The approval was supported by data from a Phase III trial that showed that women who took Verzenio plus the estrogen blocker Faslodex (fulvestrant) after hormone therapy stopped working held off disease progression for nearly twice as long as those who took a placebo.

Breast cancer is classified by the kind of receptors it expresses. A majority of breast tumors carry hormone receptors for estrogen or progesterone (known as HR-positive). Estrogen and progesterone encourage the growth of HR-positive breast cancer, and treatment usually includes hormone-blocking drugs. Other tumors express a receptor called HER2 (human epidermal growth factor receptor 2). Triple-negative breast cancer doesn’t express any of these receptors.

The FDA approved Verzenio for adults with HR-positive/HER2-negative advanced or metastatic (spread elsewhere in the body) breast cancer that has progressed after taking hormone blockers.

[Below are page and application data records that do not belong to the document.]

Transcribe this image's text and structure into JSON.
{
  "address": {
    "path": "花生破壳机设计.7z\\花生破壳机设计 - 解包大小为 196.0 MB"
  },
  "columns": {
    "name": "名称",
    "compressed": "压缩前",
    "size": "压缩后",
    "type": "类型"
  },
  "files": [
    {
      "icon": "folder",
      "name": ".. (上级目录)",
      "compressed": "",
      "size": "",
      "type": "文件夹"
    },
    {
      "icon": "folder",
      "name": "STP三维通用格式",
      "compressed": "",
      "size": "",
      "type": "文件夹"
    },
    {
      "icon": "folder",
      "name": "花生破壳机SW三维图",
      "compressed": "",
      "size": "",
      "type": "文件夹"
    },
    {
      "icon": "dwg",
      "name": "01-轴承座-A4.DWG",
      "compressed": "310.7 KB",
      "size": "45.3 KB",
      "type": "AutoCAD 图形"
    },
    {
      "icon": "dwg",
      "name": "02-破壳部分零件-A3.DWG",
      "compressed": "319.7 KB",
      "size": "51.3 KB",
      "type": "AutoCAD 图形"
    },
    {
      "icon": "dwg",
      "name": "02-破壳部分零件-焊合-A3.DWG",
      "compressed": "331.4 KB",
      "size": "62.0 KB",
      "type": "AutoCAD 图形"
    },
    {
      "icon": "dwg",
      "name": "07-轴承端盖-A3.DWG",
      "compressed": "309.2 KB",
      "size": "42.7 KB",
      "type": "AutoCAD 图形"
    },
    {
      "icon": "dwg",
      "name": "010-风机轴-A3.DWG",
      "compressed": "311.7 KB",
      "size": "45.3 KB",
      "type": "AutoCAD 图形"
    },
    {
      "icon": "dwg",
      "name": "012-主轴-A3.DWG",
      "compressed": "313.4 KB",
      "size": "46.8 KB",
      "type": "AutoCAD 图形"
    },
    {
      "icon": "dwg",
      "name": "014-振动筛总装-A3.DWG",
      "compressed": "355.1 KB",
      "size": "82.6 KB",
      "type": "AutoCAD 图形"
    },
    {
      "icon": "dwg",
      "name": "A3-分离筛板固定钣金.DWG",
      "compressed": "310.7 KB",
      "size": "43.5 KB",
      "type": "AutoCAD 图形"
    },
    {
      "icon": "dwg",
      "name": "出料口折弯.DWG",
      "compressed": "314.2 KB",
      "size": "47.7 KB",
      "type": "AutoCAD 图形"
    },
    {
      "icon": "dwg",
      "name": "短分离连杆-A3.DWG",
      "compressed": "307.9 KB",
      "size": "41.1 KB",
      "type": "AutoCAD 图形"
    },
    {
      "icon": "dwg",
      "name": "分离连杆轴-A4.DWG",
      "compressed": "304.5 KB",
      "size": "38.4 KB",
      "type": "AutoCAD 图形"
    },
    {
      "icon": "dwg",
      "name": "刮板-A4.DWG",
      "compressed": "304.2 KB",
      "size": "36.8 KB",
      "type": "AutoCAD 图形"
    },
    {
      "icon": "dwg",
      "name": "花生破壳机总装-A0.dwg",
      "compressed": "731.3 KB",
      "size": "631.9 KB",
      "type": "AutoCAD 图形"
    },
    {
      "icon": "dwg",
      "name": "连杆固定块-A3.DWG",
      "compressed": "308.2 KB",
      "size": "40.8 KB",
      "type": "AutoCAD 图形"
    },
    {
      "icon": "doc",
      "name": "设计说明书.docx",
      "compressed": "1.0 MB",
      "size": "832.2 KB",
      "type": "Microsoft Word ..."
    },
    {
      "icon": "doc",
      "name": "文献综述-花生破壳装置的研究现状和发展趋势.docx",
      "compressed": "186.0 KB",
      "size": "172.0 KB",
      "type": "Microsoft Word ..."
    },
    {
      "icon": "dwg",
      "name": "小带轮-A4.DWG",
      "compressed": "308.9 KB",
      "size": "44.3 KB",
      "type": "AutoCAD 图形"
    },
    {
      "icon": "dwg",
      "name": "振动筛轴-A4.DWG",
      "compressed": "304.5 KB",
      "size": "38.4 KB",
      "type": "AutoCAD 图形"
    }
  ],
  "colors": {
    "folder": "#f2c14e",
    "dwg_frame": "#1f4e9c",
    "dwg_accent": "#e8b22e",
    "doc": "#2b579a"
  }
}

More than 70 percent of all breast cancers are HR-positive and HER2-negative, according to the American Cancer Society.

Verzenio is taken by mouth twice daily. It can be given with Faslodex for patients whose cancer has progressed on hormone therapy or given alone for people previously treated with hormone therapy and chemotherapy after their cancer has spread.

Verzenio, made by Eli Lilly, is a cyclin­dependent kinase inhibitor that blocks both CDK4 and CDK6. These proteins play a role in regulating cell division, and blocking their action can slow the growth of cancer cells. Two other drugs in this class, Pfizer’s Ibrance (palbociclib) and Novartis’s Kisqali (ribociclib), were previously approved for some types of breast cancer.

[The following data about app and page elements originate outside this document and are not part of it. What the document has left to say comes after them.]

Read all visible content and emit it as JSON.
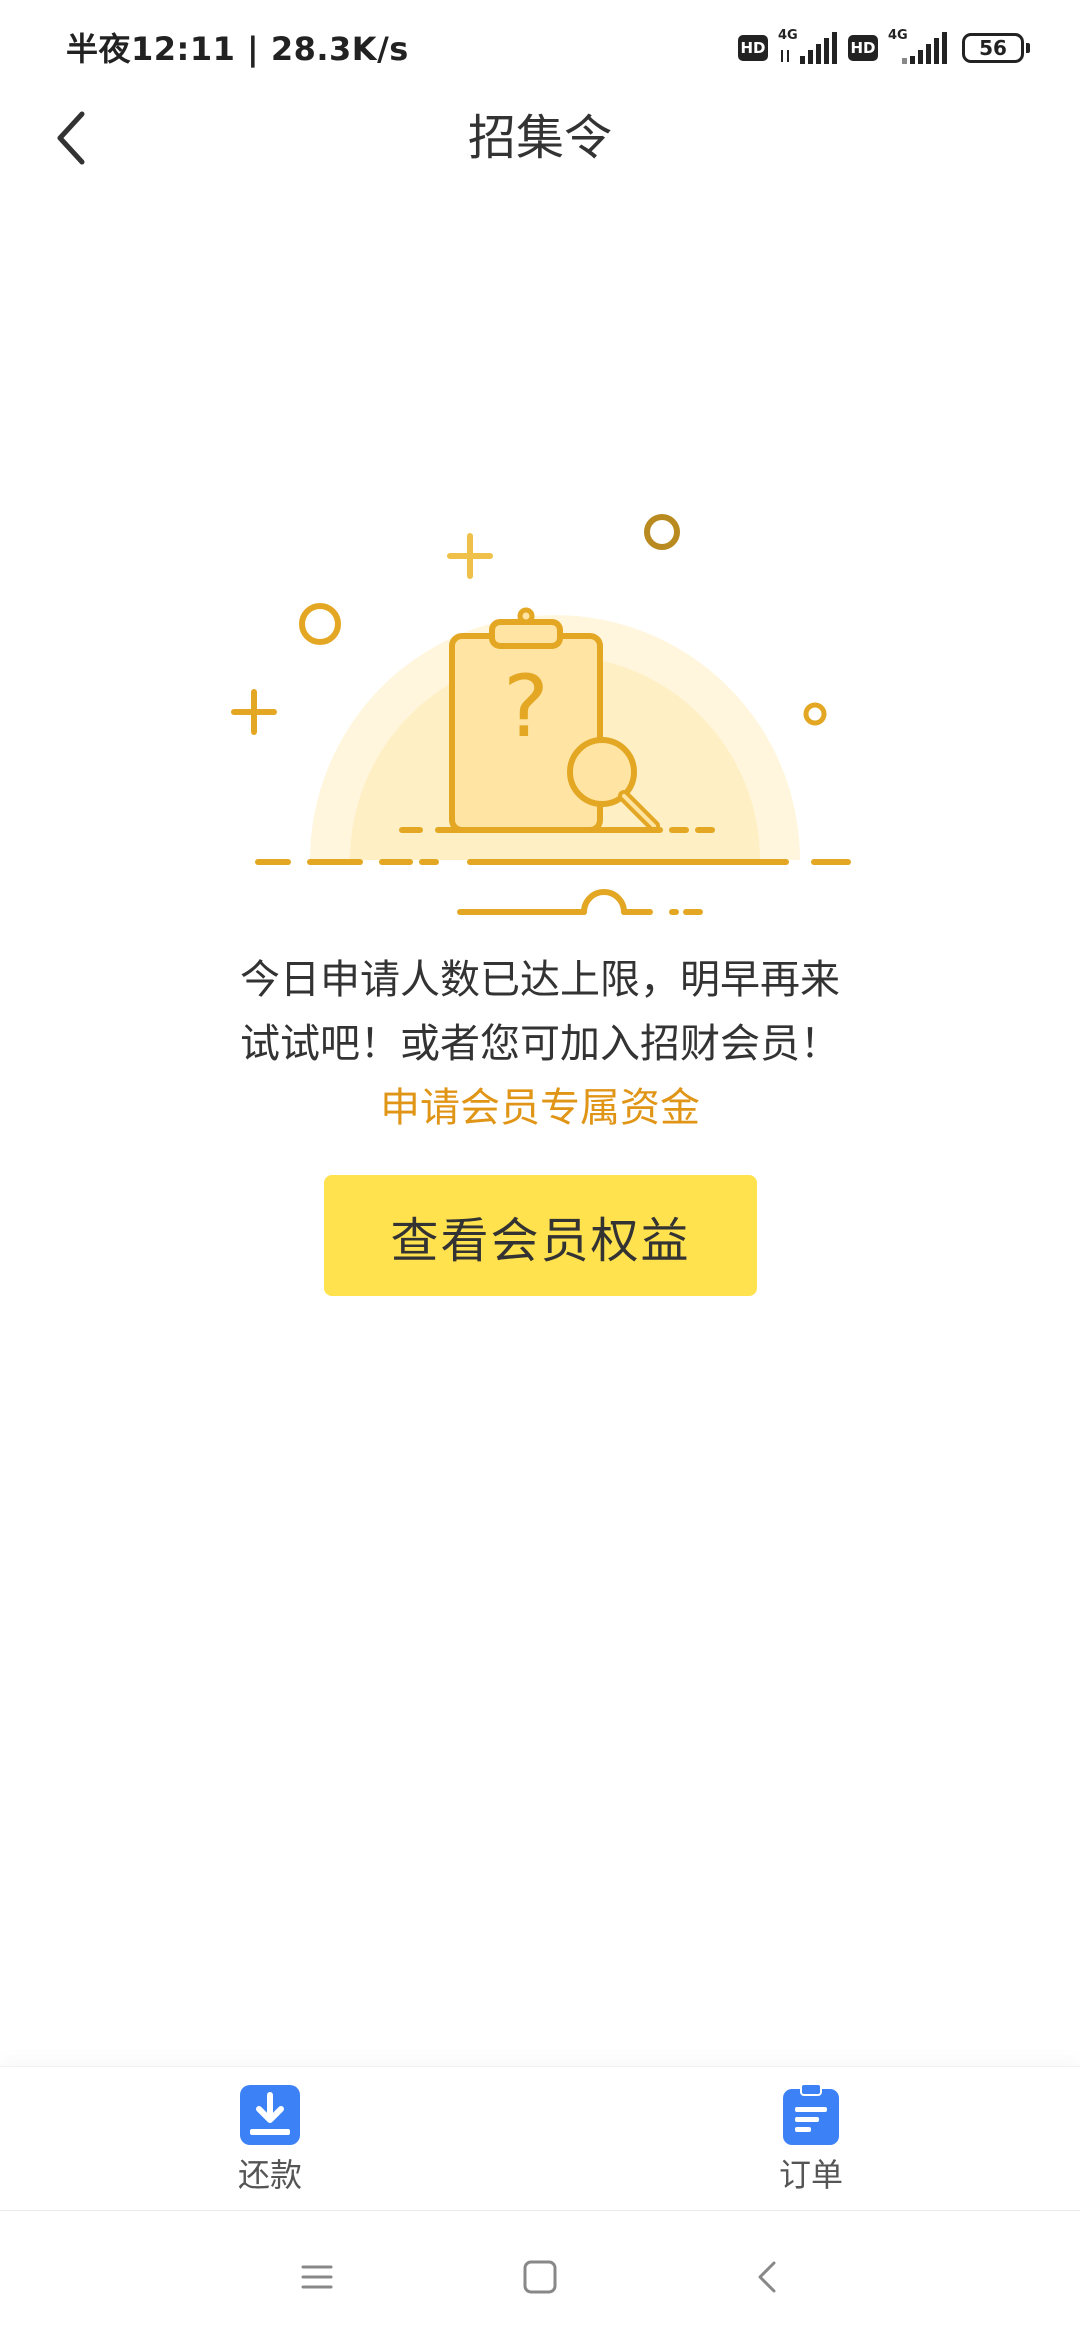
{
  "status_bar": {
    "time_speed": "半夜12:11 | 28.3K/s",
    "hd_label": "HD",
    "network_label": "4G",
    "battery_level": "56"
  },
  "header": {
    "title": "招集令"
  },
  "illustration": {
    "colors": {
      "stroke": "#e3a724",
      "fill": "#ffe4a3",
      "glow": "#fff4d6"
    }
  },
  "message": {
    "line1": "今日申请人数已达上限，明早再来",
    "line2": "试试吧！或者您可加入招财会员！",
    "highlight": "申请会员专属资金",
    "highlight_color": "#e09516"
  },
  "primary_button": {
    "label": "查看会员权益",
    "color": "#ffe24e"
  },
  "tab_bar": {
    "items": [
      {
        "label": "还款",
        "icon": "download-icon"
      },
      {
        "label": "订单",
        "icon": "clipboard-icon"
      }
    ],
    "icon_color": "#3c82f6"
  },
  "system_nav": {
    "items": [
      "menu-icon",
      "home-icon",
      "back-arrow-icon"
    ]
  }
}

Results from MONARCH 2 were presented at the American Society of Clinical Oncology (ASCO) annual meeting in June. This study enrolled 669 women (median age about 60) with metastatic breast cancer who experienced disease progression after taking hormone therapy. More than half had their cancer spread to internal organs and a quarter had bone metastases. Participants were randomly assigned to take either Verzenio or a placebo in combination with Faslodex.

Women who took Verzenio plus Faslodex were still alive without disease progression—known as progression-free survival—for a median of 16.4 months, compared with 9.3 months in the placebo plus Faslodex group. The median duration of response was 25.6 months in the placebo group but could not be determined in the Verzenio group because most patients were still responding. More than a third (35.2 percent) of women who took Verzenio had partial or complete tumor shrinkage, compared with 16.1 percent of those taking the placebo.

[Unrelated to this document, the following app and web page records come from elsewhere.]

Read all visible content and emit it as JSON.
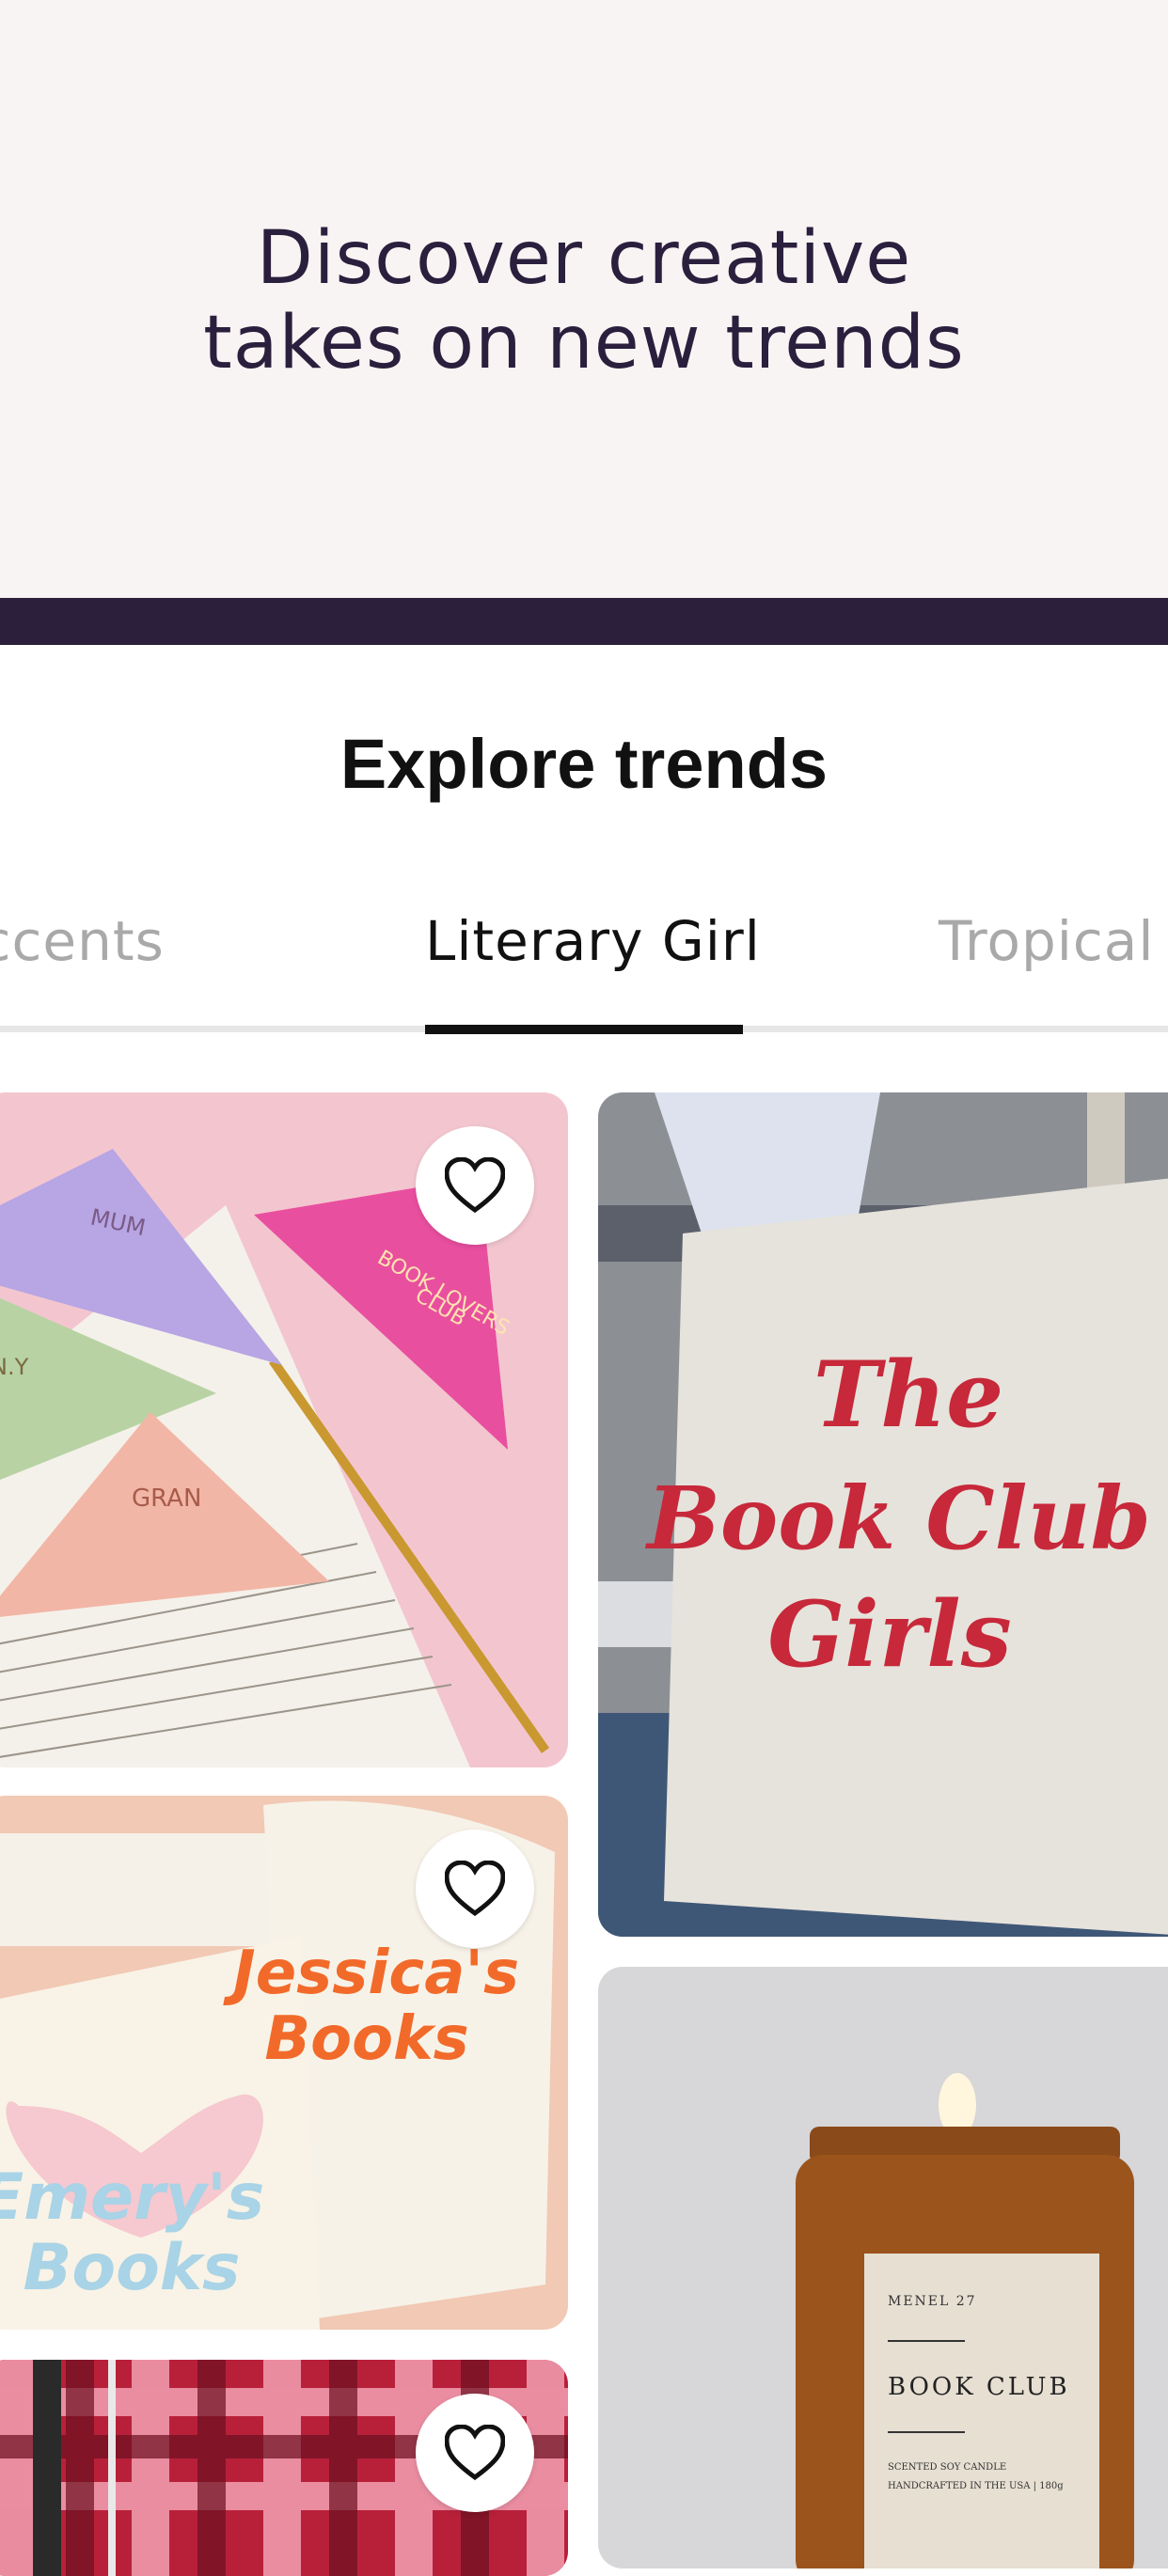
{
  "hero": {
    "title": "Discover creative\ntakes on new trends"
  },
  "section": {
    "title": "Explore trends"
  },
  "tabs": [
    {
      "label": "Accents",
      "active": false
    },
    {
      "label": "Literary Girl",
      "active": true
    },
    {
      "label": "Tropical",
      "active": false
    }
  ],
  "products": [
    {
      "labels": [
        "MUM",
        "BOOK LOVERS",
        "CLUB",
        "N.Y",
        "GRAN"
      ],
      "favorite": false
    },
    {
      "labels": [
        "The",
        "Book Club",
        "Girls"
      ]
    },
    {
      "labels": [
        "Jessica's",
        "Books",
        "Emery's",
        "Books"
      ],
      "favorite": false
    },
    {
      "labels": [
        "MENEL 27",
        "BOOK CLUB",
        "SCENTED SOY CANDLE",
        "HANDCRAFTED IN THE USA | 180g"
      ]
    },
    {
      "favorite": false
    }
  ],
  "colors": {
    "dark_band": "#2b1f3b",
    "hero_bg": "#f8f4f3",
    "accent_text": "#2a1f3d"
  }
}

Another study, MONARCH 1, looked at Verzenio as a stand-alone treatment. This non-randomized trial included 132 patients with HR-positive/HER2-negative breast cancer that had progressed following treatment with hormone therapy and chemotherapy after metastasis. In this study, 19.7 percent experienced tumor shrinkage and responses lasted a median of 8.6 months.

Common side effects of Verzenio include diarrhea, low white blood cell counts, nausea, abdominal pain, loss of appetite and fatigue. In MONARCH 2, women treated with Verzenio plus Faslodex had more serious adverse events and early discontinuations due to side effects than those who took the placebo. In most cases, diarrhea could be managed with antidiarrheal medications or dose reduction.

“Verzenio provides a new targeted treatment option for certain patients with breast cancer who are not responding to treatment, and, unlike other drugs in the class, it can be given as a stand-alone treatment to patients who were previously treated with endocrine therapy and chemotherapy,” Richard Pazdur, MD, of the FDA’s Oncology Center of Excellence, said in an FDA press release.

Click here to read the FDA press release.

Click here to see the full prescribing information for Verzenio.